◆ **Data records for software interfaces**:
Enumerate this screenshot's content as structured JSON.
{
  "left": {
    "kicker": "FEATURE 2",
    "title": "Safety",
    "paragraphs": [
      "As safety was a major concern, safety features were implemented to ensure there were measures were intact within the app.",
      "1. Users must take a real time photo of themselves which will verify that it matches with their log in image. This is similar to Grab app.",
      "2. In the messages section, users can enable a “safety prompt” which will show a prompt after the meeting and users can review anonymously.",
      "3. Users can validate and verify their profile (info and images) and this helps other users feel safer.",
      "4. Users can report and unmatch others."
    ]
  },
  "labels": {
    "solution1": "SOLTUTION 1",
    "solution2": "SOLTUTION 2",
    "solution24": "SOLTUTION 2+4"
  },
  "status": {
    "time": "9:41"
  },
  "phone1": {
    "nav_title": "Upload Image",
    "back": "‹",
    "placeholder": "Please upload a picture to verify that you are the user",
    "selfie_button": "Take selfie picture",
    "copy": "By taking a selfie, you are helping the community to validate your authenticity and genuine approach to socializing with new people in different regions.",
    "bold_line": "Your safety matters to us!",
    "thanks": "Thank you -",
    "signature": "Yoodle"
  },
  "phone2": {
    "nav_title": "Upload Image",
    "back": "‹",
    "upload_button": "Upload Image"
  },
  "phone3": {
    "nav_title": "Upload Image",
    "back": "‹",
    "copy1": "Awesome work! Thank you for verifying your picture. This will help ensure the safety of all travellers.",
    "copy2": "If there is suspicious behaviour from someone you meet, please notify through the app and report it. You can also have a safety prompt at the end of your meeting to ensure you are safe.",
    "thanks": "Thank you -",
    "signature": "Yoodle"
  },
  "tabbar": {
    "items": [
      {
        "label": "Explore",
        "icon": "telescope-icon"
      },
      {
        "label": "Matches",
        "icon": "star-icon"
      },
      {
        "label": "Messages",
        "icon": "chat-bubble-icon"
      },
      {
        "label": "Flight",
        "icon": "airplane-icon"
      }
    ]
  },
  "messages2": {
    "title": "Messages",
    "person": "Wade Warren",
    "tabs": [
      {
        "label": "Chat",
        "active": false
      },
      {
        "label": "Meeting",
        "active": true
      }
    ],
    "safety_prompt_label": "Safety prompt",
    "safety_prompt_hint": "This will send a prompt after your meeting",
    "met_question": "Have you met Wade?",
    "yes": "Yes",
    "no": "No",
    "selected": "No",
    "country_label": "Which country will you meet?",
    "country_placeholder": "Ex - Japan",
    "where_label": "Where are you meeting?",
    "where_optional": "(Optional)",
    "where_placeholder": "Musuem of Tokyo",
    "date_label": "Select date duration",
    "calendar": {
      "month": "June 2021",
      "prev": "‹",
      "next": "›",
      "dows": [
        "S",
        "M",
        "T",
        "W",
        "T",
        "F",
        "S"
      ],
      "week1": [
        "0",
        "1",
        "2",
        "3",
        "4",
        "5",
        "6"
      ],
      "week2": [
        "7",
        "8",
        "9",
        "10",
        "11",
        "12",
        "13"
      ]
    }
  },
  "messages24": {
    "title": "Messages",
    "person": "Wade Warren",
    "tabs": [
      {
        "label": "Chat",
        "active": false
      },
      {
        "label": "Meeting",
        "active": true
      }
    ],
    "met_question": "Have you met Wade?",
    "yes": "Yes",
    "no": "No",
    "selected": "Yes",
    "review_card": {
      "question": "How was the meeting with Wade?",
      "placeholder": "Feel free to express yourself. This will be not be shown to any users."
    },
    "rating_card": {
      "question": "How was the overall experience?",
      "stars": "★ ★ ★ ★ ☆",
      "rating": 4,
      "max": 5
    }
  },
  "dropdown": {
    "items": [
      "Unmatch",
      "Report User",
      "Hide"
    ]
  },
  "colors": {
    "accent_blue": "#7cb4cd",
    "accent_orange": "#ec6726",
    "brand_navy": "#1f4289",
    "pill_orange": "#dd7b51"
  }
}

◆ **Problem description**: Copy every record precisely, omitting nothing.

◆ **Solution for this exercise**:
Enumerate this screenshot's content as structured JSON.
{
  "left": {
    "kicker": "FEATURE 2",
    "title": "Safety",
    "paragraphs": [
      "As safety was a major concern, safety features were implemented to ensure there were measures were intact within the app.",
      "1. Users must take a real time photo of themselves which will verify that it matches with their log in image. This is similar to Grab app.",
      "2. In the messages section, users can enable a “safety prompt” which will show a prompt after the meeting and users can review anonymously.",
      "3. Users can validate and verify their profile (info and images) and this helps other users feel safer.",
      "4. Users can report and unmatch others."
    ]
  },
  "labels": {
    "solution1": "SOLTUTION 1",
    "solution2": "SOLTUTION 2",
    "solution24": "SOLTUTION 2+4"
  },
  "status": {
    "time": "9:41"
  },
  "phone1": {
    "nav_title": "Upload Image",
    "back": "‹",
    "placeholder": "Please upload a picture to verify that you are the user",
    "selfie_button": "Take selfie picture",
    "copy": "By taking a selfie, you are helping the community to validate your authenticity and genuine approach to socializing with new people in different regions.",
    "bold_line": "Your safety matters to us!",
    "thanks": "Thank you -",
    "signature": "Yoodle"
  },
  "phone2": {
    "nav_title": "Upload Image",
    "back": "‹",
    "upload_button": "Upload Image"
  },
  "phone3": {
    "nav_title": "Upload Image",
    "back": "‹",
    "copy1": "Awesome work! Thank you for verifying your picture. This will help ensure the safety of all travellers.",
    "copy2": "If there is suspicious behaviour from someone you meet, please notify through the app and report it. You can also have a safety prompt at the end of your meeting to ensure you are safe.",
    "thanks": "Thank you -",
    "signature": "Yoodle"
  },
  "tabbar": {
    "items": [
      {
        "label": "Explore",
        "icon": "telescope-icon"
      },
      {
        "label": "Matches",
        "icon": "star-icon"
      },
      {
        "label": "Messages",
        "icon": "chat-bubble-icon"
      },
      {
        "label": "Flight",
        "icon": "airplane-icon"
      }
    ]
  },
  "messages2": {
    "title": "Messages",
    "person": "Wade Warren",
    "tabs": [
      {
        "label": "Chat",
        "active": false
      },
      {
        "label": "Meeting",
        "active": true
      }
    ],
    "safety_prompt_label": "Safety prompt",
    "safety_prompt_hint": "This will send a prompt after your meeting",
    "met_question": "Have you met Wade?",
    "yes": "Yes",
    "no": "No",
    "selected": "No",
    "country_label": "Which country will you meet?",
    "country_placeholder": "Ex - Japan",
    "where_label": "Where are you meeting?",
    "where_optional": "(Optional)",
    "where_placeholder": "Musuem of Tokyo",
    "date_label": "Select date duration",
    "calendar": {
      "month": "June 2021",
      "prev": "‹",
      "next": "›",
      "dows": [
        "S",
        "M",
        "T",
        "W",
        "T",
        "F",
        "S"
      ],
      "week1": [
        "0",
        "1",
        "2",
        "3",
        "4",
        "5",
        "6"
      ],
      "week2": [
        "7",
        "8",
        "9",
        "10",
        "11",
        "12",
        "13"
      ]
    }
  },
  "messages24": {
    "title": "Messages",
    "person": "Wade Warren",
    "tabs": [
      {
        "label": "Chat",
        "active": false
      },
      {
        "label": "Meeting",
        "active": true
      }
    ],
    "met_question": "Have you met Wade?",
    "yes": "Yes",
    "no": "No",
    "selected": "Yes",
    "review_card": {
      "question": "How was the meeting with Wade?",
      "placeholder": "Feel free to express yourself. This will be not be shown to any users."
    },
    "rating_card": {
      "question": "How was the overall experience?",
      "stars": "★ ★ ★ ★ ☆",
      "rating": 4,
      "max": 5
    }
  },
  "dropdown": {
    "items": [
      "Unmatch",
      "Report User",
      "Hide"
    ]
  },
  "colors": {
    "accent_blue": "#7cb4cd",
    "accent_orange": "#ec6726",
    "brand_navy": "#1f4289",
    "pill_orange": "#dd7b51"
  }
}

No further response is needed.